(Records contained in a dataset)
[Start of Attachment]

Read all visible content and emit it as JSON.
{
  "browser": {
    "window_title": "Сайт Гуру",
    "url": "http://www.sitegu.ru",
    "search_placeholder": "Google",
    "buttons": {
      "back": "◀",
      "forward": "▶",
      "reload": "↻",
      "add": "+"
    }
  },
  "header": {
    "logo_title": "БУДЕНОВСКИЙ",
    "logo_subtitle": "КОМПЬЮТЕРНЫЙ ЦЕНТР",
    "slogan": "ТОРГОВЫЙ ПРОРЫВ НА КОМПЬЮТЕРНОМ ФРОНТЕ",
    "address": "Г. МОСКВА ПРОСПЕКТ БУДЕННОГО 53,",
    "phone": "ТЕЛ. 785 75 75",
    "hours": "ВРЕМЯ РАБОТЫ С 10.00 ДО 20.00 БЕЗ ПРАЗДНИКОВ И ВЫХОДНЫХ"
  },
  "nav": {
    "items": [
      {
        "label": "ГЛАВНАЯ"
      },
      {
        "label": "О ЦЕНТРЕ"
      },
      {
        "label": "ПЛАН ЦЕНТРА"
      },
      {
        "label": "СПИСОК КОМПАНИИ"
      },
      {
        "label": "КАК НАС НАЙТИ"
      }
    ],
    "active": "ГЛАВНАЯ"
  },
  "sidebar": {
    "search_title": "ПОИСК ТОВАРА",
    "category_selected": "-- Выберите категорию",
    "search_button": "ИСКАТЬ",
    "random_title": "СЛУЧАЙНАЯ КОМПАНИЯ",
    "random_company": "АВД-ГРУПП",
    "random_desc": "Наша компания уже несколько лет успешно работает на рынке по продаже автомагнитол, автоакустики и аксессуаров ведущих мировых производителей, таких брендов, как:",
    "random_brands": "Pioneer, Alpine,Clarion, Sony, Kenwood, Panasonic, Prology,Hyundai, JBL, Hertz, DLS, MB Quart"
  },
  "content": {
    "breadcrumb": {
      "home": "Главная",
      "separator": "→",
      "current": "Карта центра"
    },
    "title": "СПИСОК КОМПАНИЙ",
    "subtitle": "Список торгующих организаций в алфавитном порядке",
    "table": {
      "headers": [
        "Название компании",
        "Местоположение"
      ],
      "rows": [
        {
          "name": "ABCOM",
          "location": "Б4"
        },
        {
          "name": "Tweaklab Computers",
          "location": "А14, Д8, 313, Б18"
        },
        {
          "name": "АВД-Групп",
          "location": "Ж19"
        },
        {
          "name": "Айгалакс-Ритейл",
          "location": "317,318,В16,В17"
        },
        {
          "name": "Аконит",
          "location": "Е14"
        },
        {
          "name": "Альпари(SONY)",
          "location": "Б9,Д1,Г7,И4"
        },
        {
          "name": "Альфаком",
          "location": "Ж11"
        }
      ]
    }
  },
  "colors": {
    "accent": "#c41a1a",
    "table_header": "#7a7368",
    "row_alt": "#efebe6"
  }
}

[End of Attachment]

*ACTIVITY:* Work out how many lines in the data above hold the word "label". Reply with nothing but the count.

*SOLUTION:* 5